  1. SELECT * FROM table WHERE 'name' = 'joe' AND 'key' = sha1(numerickey);
I guess i just don't understand how sha1() works. Can anyone help explain it to me? or.. give me a better idea as to how to filter db results with a secure 'key' that blocks results not belonging to the user.

Thanks in advance!
Dec 11 '07 #1
Share this Question
Share on Google+
3 Replies


brettl
P: 41
You may not want to use SHA hash for this. I guess it all depends on how sensitive the data you are trying to protect is.

Note

Exploits for the MD5 and SHA-1 algorithms have become known. You may wish to consider using one of the other encryption functions described in this section instead.
You can find more information on SHA1 and other methods of encryption here:
MySQL encryption methods
and
PHP SHA1
and
PHP Hash

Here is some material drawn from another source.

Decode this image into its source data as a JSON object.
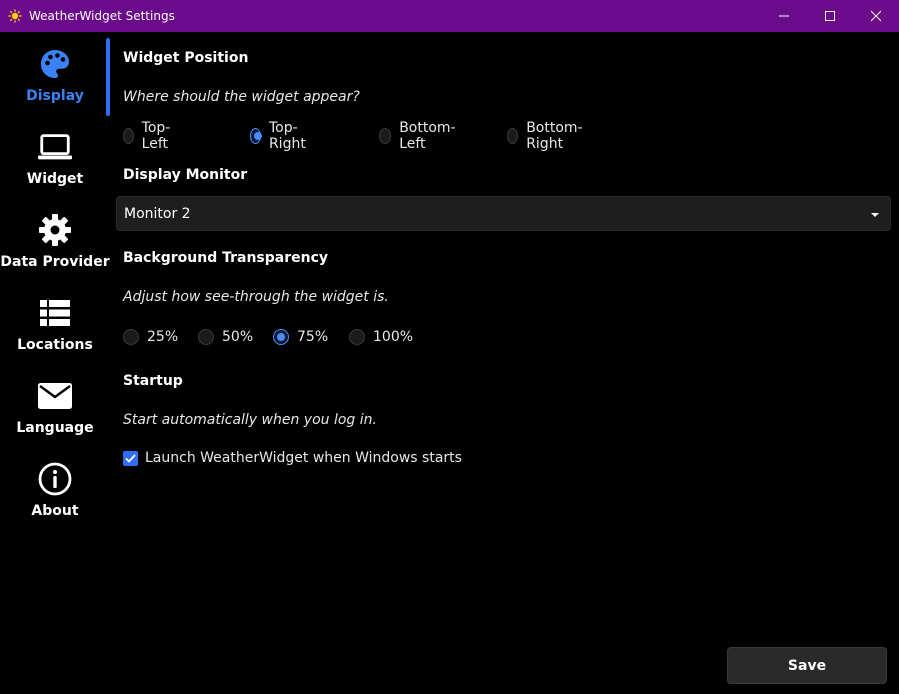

Hope this helps.
Dec 11 '07 #2

P: 41
SHA1 is a hashing algorithm. There are know vulnerabilities now for this algorithm, but I believe that it takes a lot of processing power. Though vulnerabilities are know, these I believe are related to finding collisions and not actual decryption. People are being recommended to go with the SHA2 variants now. You can read about SHA algorithms on wikipedia. There is some pseudo-code for you to look at. If you are looking to decrypt a key then SHA1 is not for you. It is not a reversable hashing method.

If you want to see if a key that a user has is the same as a SHA1 version of that key in the database then simple SHA1($key) and use that to compare to the database.

Why this works is being, SHA generates a unique key for a unique entry, with certain limits of course. There are collisions but they are rare.

hope that helps
Dec 12 '07 #3

bugboy
100+
P: 160
Thanks guys.. good to know. I'm going to explain what i need a little better. Perhaps there is a completely different way i need to approach this:

I'm trying to create something like Flickr's private, public or group photos where you can have data and assign permissions to it. Where either only you can see it, or everyone can see it or only a specific group of people can see it.

What i need:
I have a table that holds personal data for many people.
Each person can only see the rows assigned to them.
Some rows are assigned to more than one person.
There are many millions of rows.

The way i'm proposing:
Really i should be creating a foreign key table to define the relationships between users and the data but the relations table would be huge because millions of rows in the main table may be assigned to hundreds of people.

What i'm thinking of doing is simply putting a key value in each row which can be used to filter the results returning only those rows assigned to the key holder.

Each user has several keys associated with their profile one for each group of people they share data with.

Users don't even know the keys exist.

When a user logs in a session is created and their keys are retreived from the db and held as a session variable to be inserted into any query on the db.

The keys held in the session are then used in the query to filter out only those rows that are assigned to any of the keys the user holds.

The problem:
I'm worried that someone will be able to figure out what someone else's key is from the session data and access someone else's rows.

or maybe i'm being dumb and there is a simpler or more efficient way to do it?
Dec 12 '07 #4

Post your reply

Sign in to post your reply or Sign up for a free account.